▶ AIM OF THE TASK
Show only those lines of the entries where the string "this" is found.

(Web page and app entries)
Segment Open

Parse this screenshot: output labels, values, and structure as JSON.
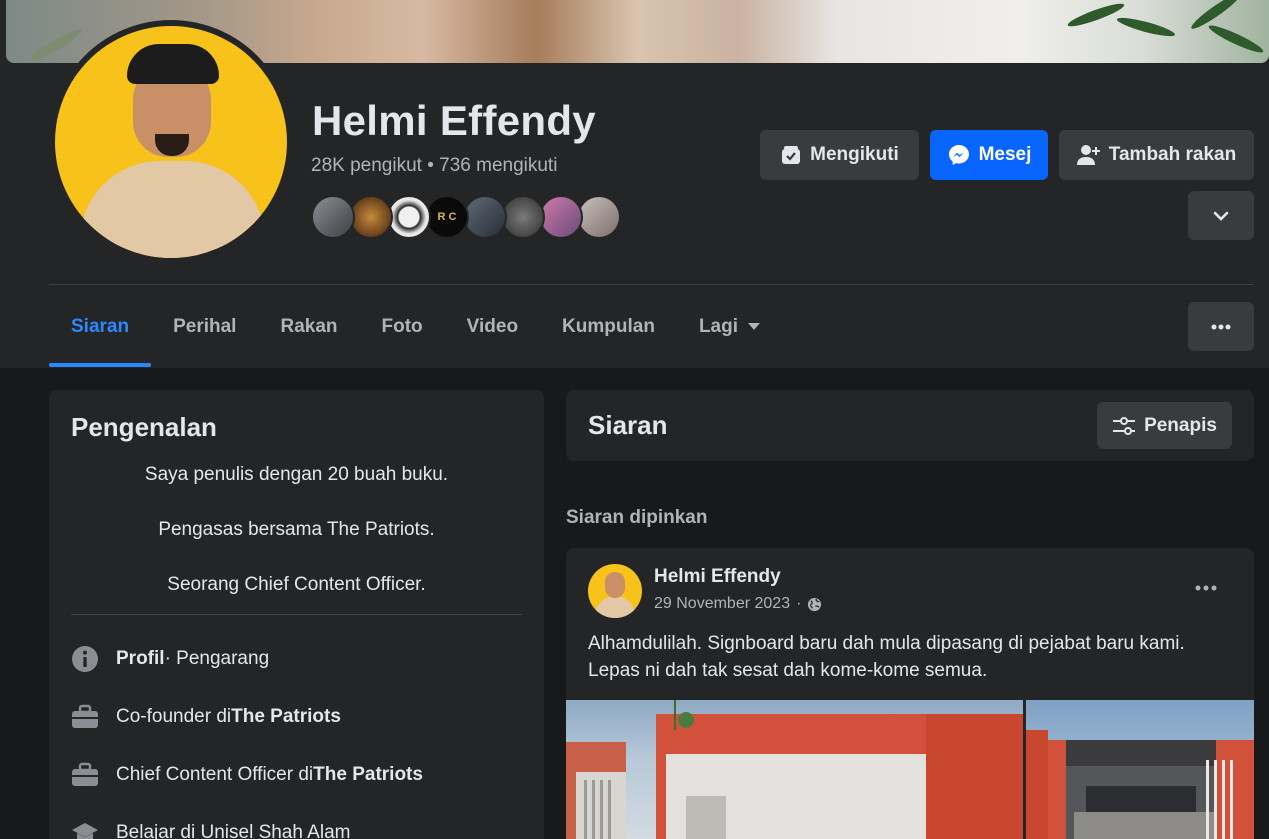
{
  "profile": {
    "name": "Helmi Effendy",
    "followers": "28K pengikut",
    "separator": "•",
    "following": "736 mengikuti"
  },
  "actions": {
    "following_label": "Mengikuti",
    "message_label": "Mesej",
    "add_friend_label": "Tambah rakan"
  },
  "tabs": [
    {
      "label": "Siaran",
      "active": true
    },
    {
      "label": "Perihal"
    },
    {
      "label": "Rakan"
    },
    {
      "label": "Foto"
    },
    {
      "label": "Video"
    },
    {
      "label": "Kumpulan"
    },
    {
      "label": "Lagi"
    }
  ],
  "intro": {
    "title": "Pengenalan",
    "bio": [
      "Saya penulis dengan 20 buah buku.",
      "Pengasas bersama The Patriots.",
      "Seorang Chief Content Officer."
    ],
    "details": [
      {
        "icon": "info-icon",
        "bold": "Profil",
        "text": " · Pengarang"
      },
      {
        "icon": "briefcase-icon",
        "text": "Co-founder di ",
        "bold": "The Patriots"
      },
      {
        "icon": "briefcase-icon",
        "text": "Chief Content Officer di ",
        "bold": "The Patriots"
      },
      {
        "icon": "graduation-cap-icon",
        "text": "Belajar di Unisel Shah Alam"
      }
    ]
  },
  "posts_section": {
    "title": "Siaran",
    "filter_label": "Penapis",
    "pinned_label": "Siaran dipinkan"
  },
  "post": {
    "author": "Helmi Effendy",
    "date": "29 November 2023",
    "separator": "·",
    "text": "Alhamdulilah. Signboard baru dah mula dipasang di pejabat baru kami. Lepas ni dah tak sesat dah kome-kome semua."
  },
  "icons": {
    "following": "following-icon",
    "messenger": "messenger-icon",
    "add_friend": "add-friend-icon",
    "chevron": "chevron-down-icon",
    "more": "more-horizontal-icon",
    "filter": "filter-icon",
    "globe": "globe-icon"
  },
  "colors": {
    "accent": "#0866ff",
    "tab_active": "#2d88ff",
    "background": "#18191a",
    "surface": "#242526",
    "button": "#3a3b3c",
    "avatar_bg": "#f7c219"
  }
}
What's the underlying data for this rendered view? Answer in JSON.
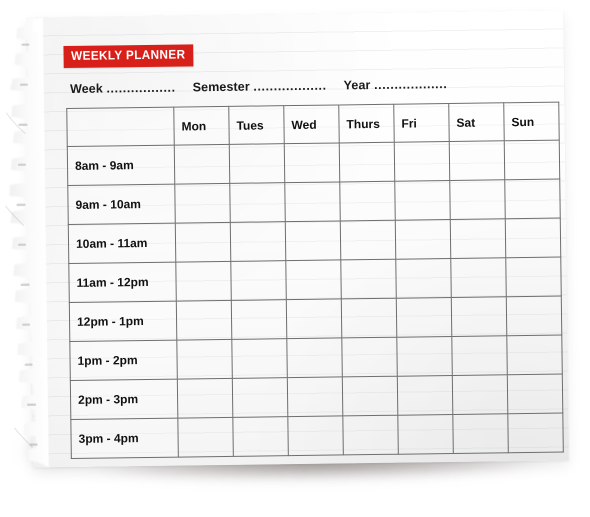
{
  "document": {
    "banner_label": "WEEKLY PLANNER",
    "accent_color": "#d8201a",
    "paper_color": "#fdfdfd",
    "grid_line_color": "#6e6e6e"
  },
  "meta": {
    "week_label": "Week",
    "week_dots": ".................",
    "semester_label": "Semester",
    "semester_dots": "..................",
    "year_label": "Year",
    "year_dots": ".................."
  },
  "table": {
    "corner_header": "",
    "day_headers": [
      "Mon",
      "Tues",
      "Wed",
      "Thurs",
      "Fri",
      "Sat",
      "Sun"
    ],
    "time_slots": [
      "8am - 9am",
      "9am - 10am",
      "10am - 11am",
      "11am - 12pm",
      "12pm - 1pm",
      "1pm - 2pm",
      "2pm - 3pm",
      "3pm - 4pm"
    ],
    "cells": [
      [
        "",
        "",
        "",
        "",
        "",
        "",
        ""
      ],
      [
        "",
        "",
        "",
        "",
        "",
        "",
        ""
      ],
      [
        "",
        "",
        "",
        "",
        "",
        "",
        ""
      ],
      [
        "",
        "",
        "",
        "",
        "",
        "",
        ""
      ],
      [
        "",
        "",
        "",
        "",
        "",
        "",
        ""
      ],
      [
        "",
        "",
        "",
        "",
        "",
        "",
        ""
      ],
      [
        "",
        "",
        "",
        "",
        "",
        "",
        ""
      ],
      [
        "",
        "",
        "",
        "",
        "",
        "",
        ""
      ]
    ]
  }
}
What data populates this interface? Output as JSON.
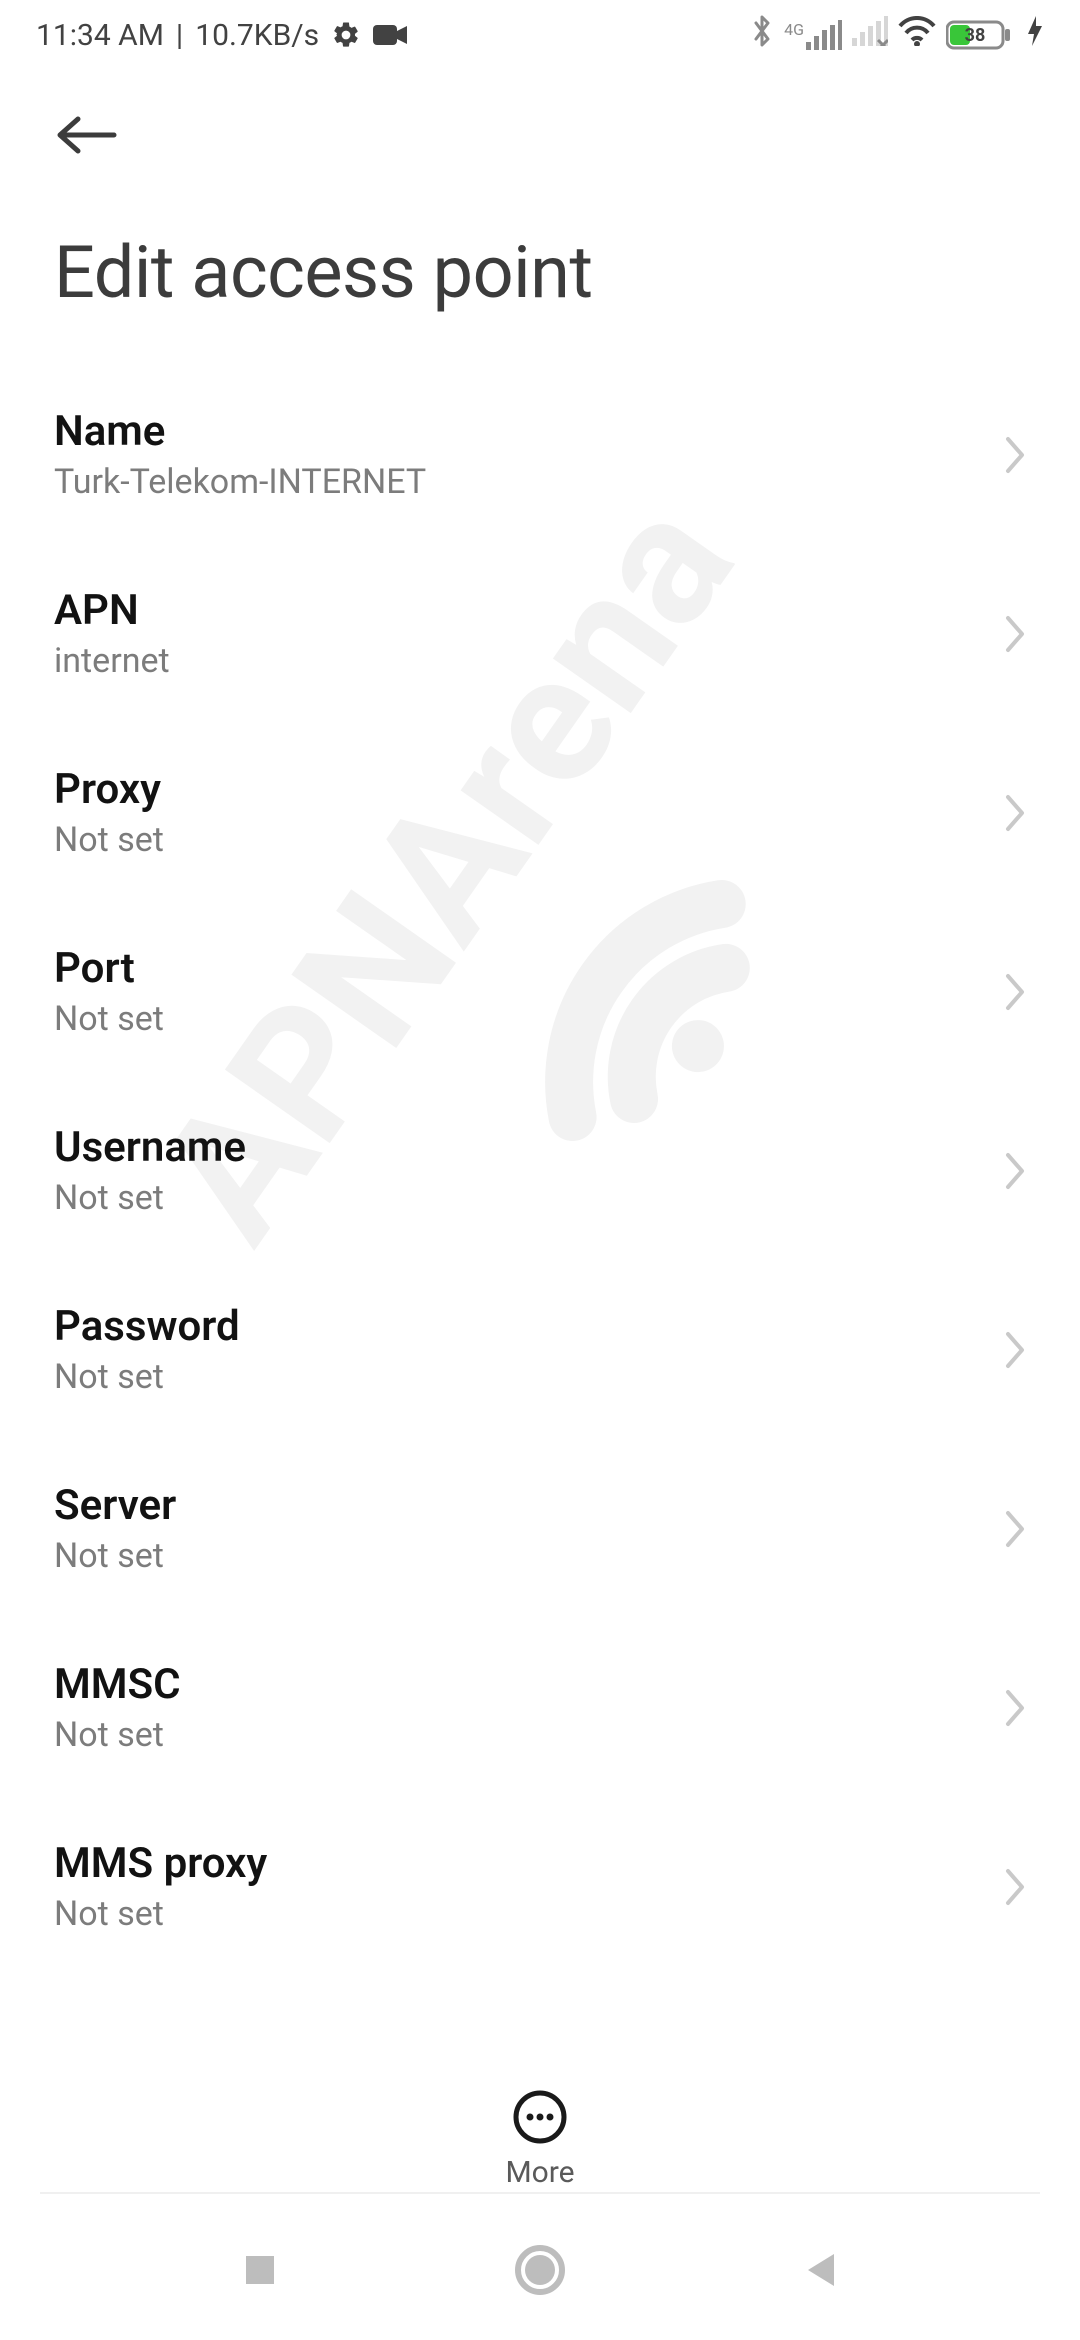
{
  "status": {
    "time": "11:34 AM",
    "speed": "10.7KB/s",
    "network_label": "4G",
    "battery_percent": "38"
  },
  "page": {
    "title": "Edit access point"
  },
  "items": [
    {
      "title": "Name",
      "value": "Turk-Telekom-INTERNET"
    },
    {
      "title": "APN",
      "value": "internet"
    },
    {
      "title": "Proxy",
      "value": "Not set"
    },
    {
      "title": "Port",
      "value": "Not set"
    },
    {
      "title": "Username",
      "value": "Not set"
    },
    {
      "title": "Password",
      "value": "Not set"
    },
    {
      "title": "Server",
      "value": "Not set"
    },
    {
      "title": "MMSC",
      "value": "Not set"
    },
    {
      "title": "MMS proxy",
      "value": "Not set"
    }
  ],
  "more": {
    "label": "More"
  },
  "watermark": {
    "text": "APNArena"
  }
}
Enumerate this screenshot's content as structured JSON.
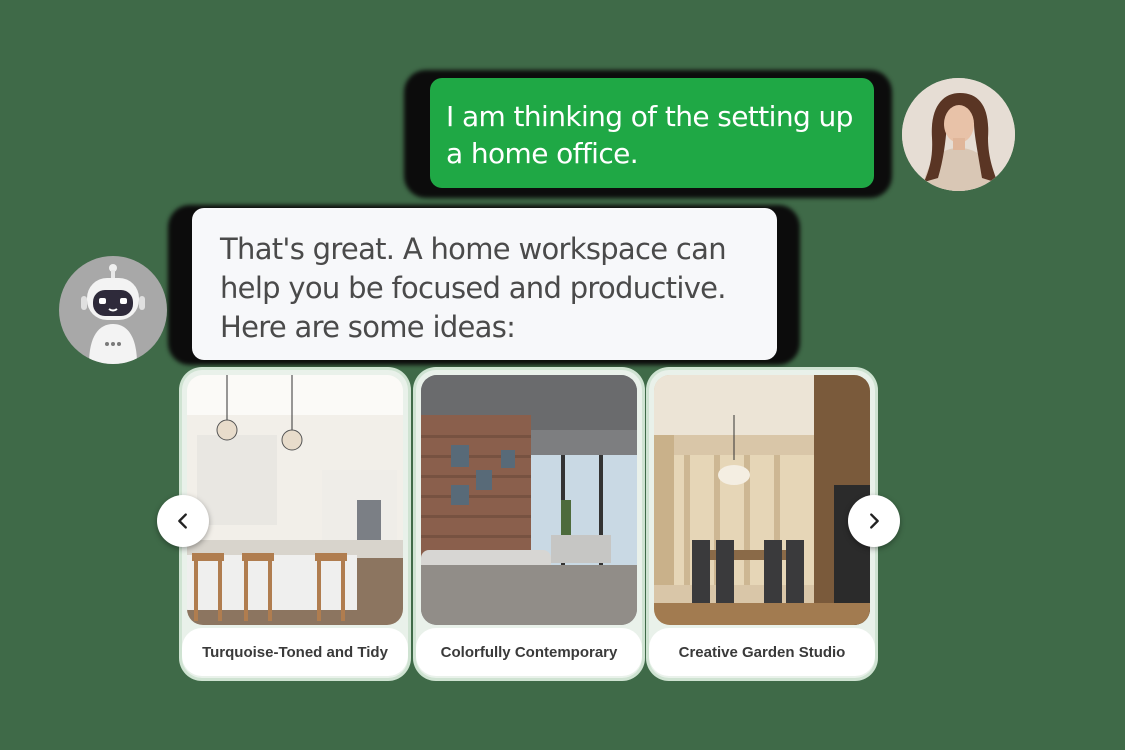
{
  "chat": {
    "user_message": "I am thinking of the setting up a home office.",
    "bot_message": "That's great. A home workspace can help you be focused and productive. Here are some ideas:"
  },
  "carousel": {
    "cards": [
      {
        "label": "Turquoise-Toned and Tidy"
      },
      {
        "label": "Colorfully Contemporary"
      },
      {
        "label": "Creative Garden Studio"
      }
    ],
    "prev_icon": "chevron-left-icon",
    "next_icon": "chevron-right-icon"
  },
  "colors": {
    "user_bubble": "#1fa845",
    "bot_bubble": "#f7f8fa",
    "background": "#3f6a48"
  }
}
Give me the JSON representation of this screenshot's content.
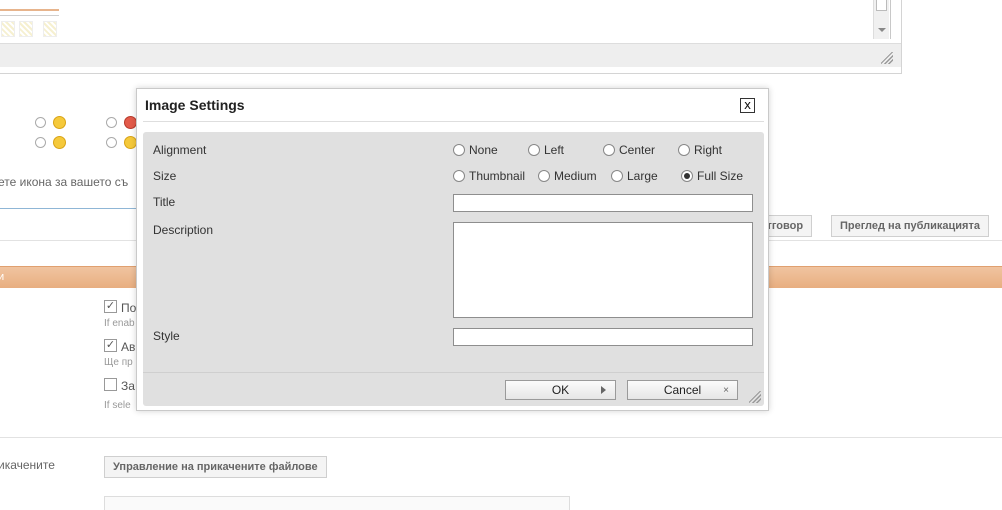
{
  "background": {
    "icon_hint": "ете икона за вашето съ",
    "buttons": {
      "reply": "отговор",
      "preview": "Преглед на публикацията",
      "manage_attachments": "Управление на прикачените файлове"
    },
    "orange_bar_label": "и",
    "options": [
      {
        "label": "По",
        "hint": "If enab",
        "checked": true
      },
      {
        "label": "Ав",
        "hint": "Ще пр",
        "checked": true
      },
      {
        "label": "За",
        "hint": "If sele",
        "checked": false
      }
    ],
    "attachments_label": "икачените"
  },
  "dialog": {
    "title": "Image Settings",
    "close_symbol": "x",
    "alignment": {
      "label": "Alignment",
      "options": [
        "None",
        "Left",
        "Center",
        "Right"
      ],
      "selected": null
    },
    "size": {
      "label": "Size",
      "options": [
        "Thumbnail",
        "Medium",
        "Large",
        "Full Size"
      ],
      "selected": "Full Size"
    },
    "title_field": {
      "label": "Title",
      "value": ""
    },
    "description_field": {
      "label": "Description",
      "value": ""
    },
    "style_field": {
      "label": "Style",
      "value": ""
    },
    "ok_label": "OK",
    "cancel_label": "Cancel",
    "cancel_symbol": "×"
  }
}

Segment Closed

▶ PROBLEM SOLUTION
Parse this screenshot: output labels, values, and structure as JSON.
What's the underlying data for this rendered view? Answer in JSON.
What data populates this interface? Output as JSON.
Enumerate this screenshot's content as structured JSON.
Give me the JSON representation of this screenshot's content.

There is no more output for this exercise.